Feedback-Driven Learn to Reason in Adversarial Environments for Autonomic Cyber Systems
The growing complexity of cyber systems has made them difficult for human operators to defend, particularly in the presence of intelligent and resourceful adversaries who target multiple system components simultaneously, employ previously unobserved attack vectors, and use stealth and deception to evade detection. There is a need for developing autonomic cyber systems that can integrate statistical learning and rules-based formal reasoning to provide an adaptive and robust situational awareness and resilient system response. In this collaborative research effort, we propose to develop a feedback-driven Learn to Reason (L2R) framework, which aims to integrate statistical learning with formal reasoning, in adversarial environments. Our insight is that in order to realize the potential benefits of L2R, continuous interaction between the statistical and formal components is needed, both at intermediate time steps and at multiple layers of abstraction.
Date: Wed March 28, 2021
Multi-agent reinforcement learning involves multiple agents interacting with each other and a shared environment to complete tasks. When rewards provided by the environment are sparse, agents may not receive immediate feedback on the quality of actions that they take, thereby affecting learning of policies. In this paper, we propose a method called Shaping Advice in deep Multi-agent reinforcement learning (SAM) to augment the reward signal from the environment with an additional reward termed shaping advice. The shaping advice is given by a difference of potential functions at consecutive time-steps. Each potential function is a function of observations and actions of the agents. The shaping advice needs to be specified only once at the start of training, and can be easily provided by non-experts. We show through theoretical analyses and experimental validation that shaping advice provided by SAM does not distract agents from completing tasks specified by the environment reward. Theoretically, we prove that convergence of policy gradients and value functions when using SAM implies convergence of these quantities in the absence of SAM. Experimentally, we evaluate SAM on three tasks in the multi-agent Particle World environment that have sparse rewards. We observe that using SAM results in agents learning policies to complete tasks faster, and obtain higher rewards than: i) using sparse rewards alone; ii) a state-of-the-art reward redistribution method, Iterative Relative Credit Refinement (IRCR).Read more...
Github Link: https://github.com/baicenxiao/SAM
This code presents a Python implementation of the SAM algorithm from the paper:
Shaping Advice in Deep Multi-Agent Reinforcement Learning
It is configured to be run in conjunction with multi-agent reinforcement learning environments from the Multi-Agent Particle Environments (MPE). Different from the original MPE environment where rewards were dense, our work uses a sparse reward structure. Note: This code base has been restructured compared to the original paper, and some results may be different. • Python version - 3.5.4 • Python libraries required - OpenAI gym (0.10.5), TensorFlow (1.9.0), numpy (1.15.2)

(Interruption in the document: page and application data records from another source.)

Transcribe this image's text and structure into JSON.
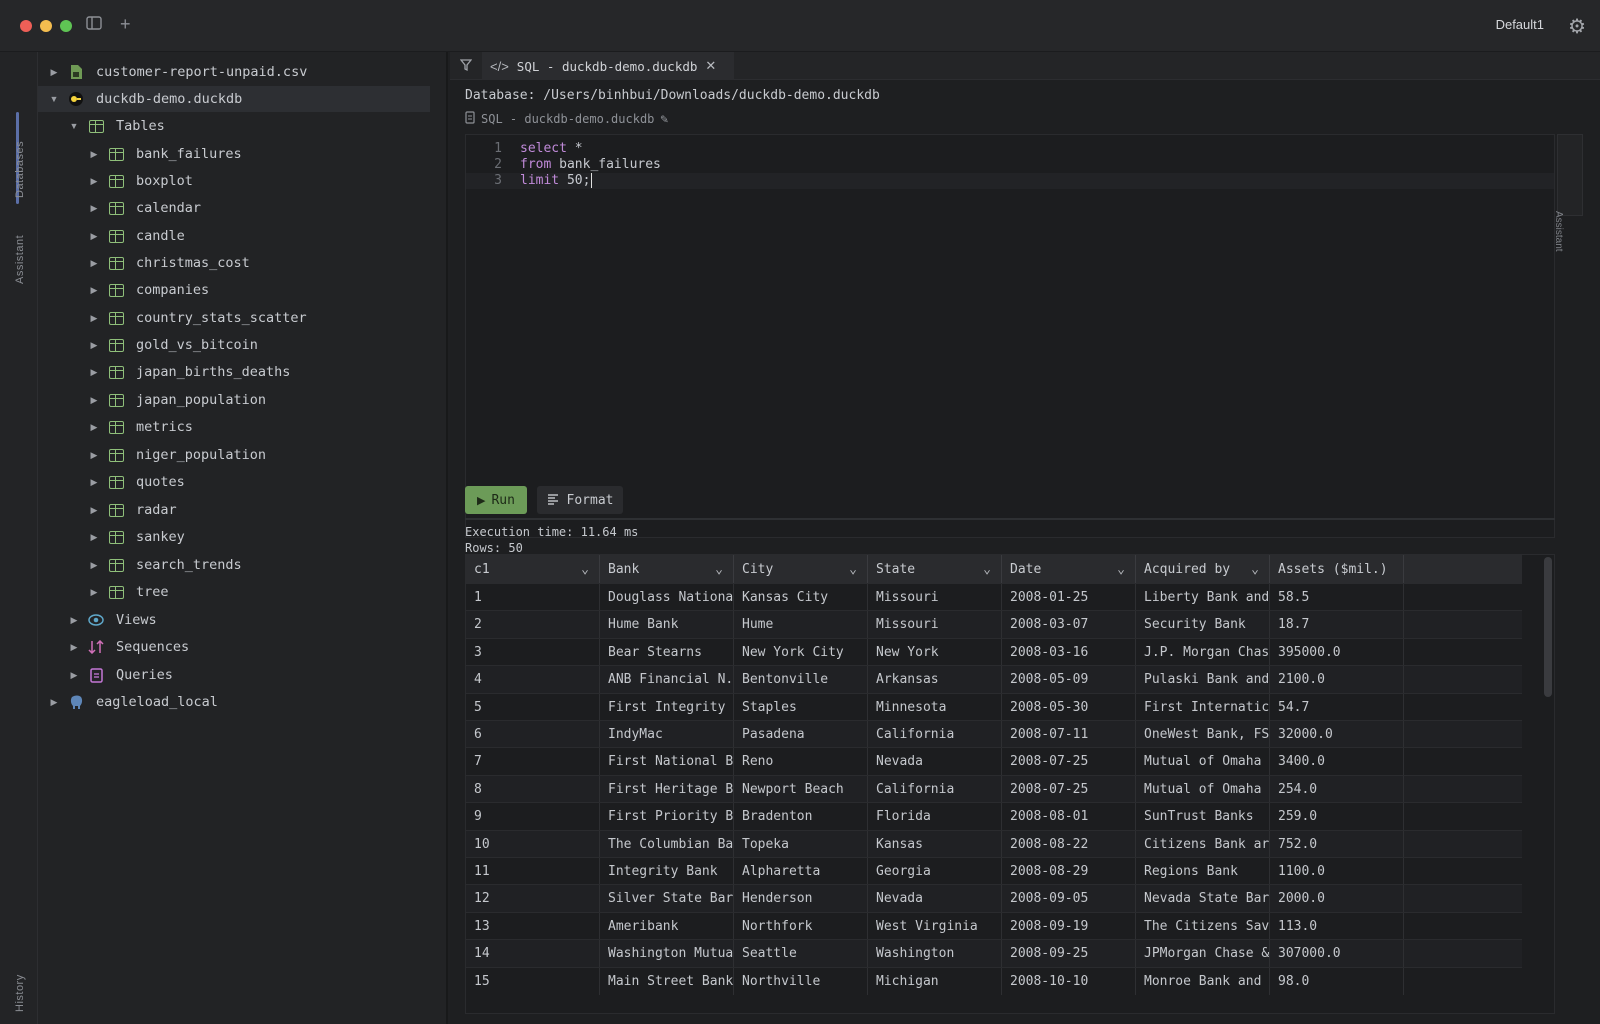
{
  "titlebar": {
    "profile": "Default1"
  },
  "rail": {
    "databases_label": "Databases",
    "assistant_label": "Assistant",
    "history_label": "History"
  },
  "sidebar": {
    "items": [
      {
        "label": "customer-report-unpaid.csv",
        "level": 0,
        "caret": "▶",
        "icon": "csv-file-icon"
      },
      {
        "label": "duckdb-demo.duckdb",
        "level": 0,
        "caret": "▼",
        "icon": "duckdb-icon"
      },
      {
        "label": "Tables",
        "level": 1,
        "caret": "▼",
        "icon": "table-icon"
      },
      {
        "label": "bank_failures",
        "level": 2,
        "caret": "▶",
        "icon": "table-icon"
      },
      {
        "label": "boxplot",
        "level": 2,
        "caret": "▶",
        "icon": "table-icon"
      },
      {
        "label": "calendar",
        "level": 2,
        "caret": "▶",
        "icon": "table-icon"
      },
      {
        "label": "candle",
        "level": 2,
        "caret": "▶",
        "icon": "table-icon"
      },
      {
        "label": "christmas_cost",
        "level": 2,
        "caret": "▶",
        "icon": "table-icon"
      },
      {
        "label": "companies",
        "level": 2,
        "caret": "▶",
        "icon": "table-icon"
      },
      {
        "label": "country_stats_scatter",
        "level": 2,
        "caret": "▶",
        "icon": "table-icon"
      },
      {
        "label": "gold_vs_bitcoin",
        "level": 2,
        "caret": "▶",
        "icon": "table-icon"
      },
      {
        "label": "japan_births_deaths",
        "level": 2,
        "caret": "▶",
        "icon": "table-icon"
      },
      {
        "label": "japan_population",
        "level": 2,
        "caret": "▶",
        "icon": "table-icon"
      },
      {
        "label": "metrics",
        "level": 2,
        "caret": "▶",
        "icon": "table-icon"
      },
      {
        "label": "niger_population",
        "level": 2,
        "caret": "▶",
        "icon": "table-icon"
      },
      {
        "label": "quotes",
        "level": 2,
        "caret": "▶",
        "icon": "table-icon"
      },
      {
        "label": "radar",
        "level": 2,
        "caret": "▶",
        "icon": "table-icon"
      },
      {
        "label": "sankey",
        "level": 2,
        "caret": "▶",
        "icon": "table-icon"
      },
      {
        "label": "search_trends",
        "level": 2,
        "caret": "▶",
        "icon": "table-icon"
      },
      {
        "label": "tree",
        "level": 2,
        "caret": "▶",
        "icon": "table-icon"
      },
      {
        "label": "Views",
        "level": 1,
        "caret": "▶",
        "icon": "eye-icon"
      },
      {
        "label": "Sequences",
        "level": 1,
        "caret": "▶",
        "icon": "sequence-icon"
      },
      {
        "label": "Queries",
        "level": 1,
        "caret": "▶",
        "icon": "query-icon"
      },
      {
        "label": "eagleload_local",
        "level": 0,
        "caret": "▶",
        "icon": "postgres-icon"
      }
    ]
  },
  "tab": {
    "label": "SQL - duckdb-demo.duckdb"
  },
  "editor": {
    "database_path": "Database: /Users/binhbui/Downloads/duckdb-demo.duckdb",
    "title": "SQL - duckdb-demo.duckdb",
    "lines": [
      {
        "num": "1",
        "kw": "select",
        "rest": " *"
      },
      {
        "num": "2",
        "kw": "from",
        "rest": " bank_failures"
      },
      {
        "num": "3",
        "kw": "limit",
        "rest": " 50;"
      }
    ]
  },
  "toolbar": {
    "run_label": "Run",
    "format_label": "Format"
  },
  "results": {
    "execution_time": "Execution time: 11.64 ms",
    "rows": "Rows: 50",
    "columns": [
      "c1",
      "Bank",
      "City",
      "State",
      "Date",
      "Acquired by",
      "Assets ($mil.)"
    ],
    "data": [
      [
        "1",
        "Douglass Nationa",
        "Kansas City",
        "Missouri",
        "2008-01-25",
        "Liberty Bank and",
        "58.5"
      ],
      [
        "2",
        "Hume Bank",
        "Hume",
        "Missouri",
        "2008-03-07",
        "Security Bank",
        "18.7"
      ],
      [
        "3",
        "Bear Stearns",
        "New York City",
        "New York",
        "2008-03-16",
        "J.P. Morgan Chas",
        "395000.0"
      ],
      [
        "4",
        "ANB Financial N.",
        "Bentonville",
        "Arkansas",
        "2008-05-09",
        "Pulaski Bank and",
        "2100.0"
      ],
      [
        "5",
        "First Integrity",
        "Staples",
        "Minnesota",
        "2008-05-30",
        "First Internatic",
        "54.7"
      ],
      [
        "6",
        "IndyMac",
        "Pasadena",
        "California",
        "2008-07-11",
        "OneWest Bank, FS",
        "32000.0"
      ],
      [
        "7",
        "First National B",
        "Reno",
        "Nevada",
        "2008-07-25",
        "Mutual of Omaha",
        "3400.0"
      ],
      [
        "8",
        "First Heritage B",
        "Newport Beach",
        "California",
        "2008-07-25",
        "Mutual of Omaha",
        "254.0"
      ],
      [
        "9",
        "First Priority B",
        "Bradenton",
        "Florida",
        "2008-08-01",
        "SunTrust Banks",
        "259.0"
      ],
      [
        "10",
        "The Columbian Ba",
        "Topeka",
        "Kansas",
        "2008-08-22",
        "Citizens Bank ar",
        "752.0"
      ],
      [
        "11",
        "Integrity Bank",
        "Alpharetta",
        "Georgia",
        "2008-08-29",
        "Regions Bank",
        "1100.0"
      ],
      [
        "12",
        "Silver State Bar",
        "Henderson",
        "Nevada",
        "2008-09-05",
        "Nevada State Bar",
        "2000.0"
      ],
      [
        "13",
        "Ameribank",
        "Northfork",
        "West Virginia",
        "2008-09-19",
        "The Citizens Sav",
        "113.0"
      ],
      [
        "14",
        "Washington Mutua",
        "Seattle",
        "Washington",
        "2008-09-25",
        "JPMorgan Chase &",
        "307000.0"
      ],
      [
        "15",
        "Main Street Bank",
        "Northville",
        "Michigan",
        "2008-10-10",
        "Monroe Bank and",
        "98.0"
      ]
    ]
  }
}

For additional information, contact: Baicen Xiao, email: firstname.lastname@example.org Acknowledgement: This work was supported by the U.S. Office of Naval Research via Grant N00014-17-S-B001. The code of MADDPG is based on the publicly available implementation: https://github.com/openai/maddpg.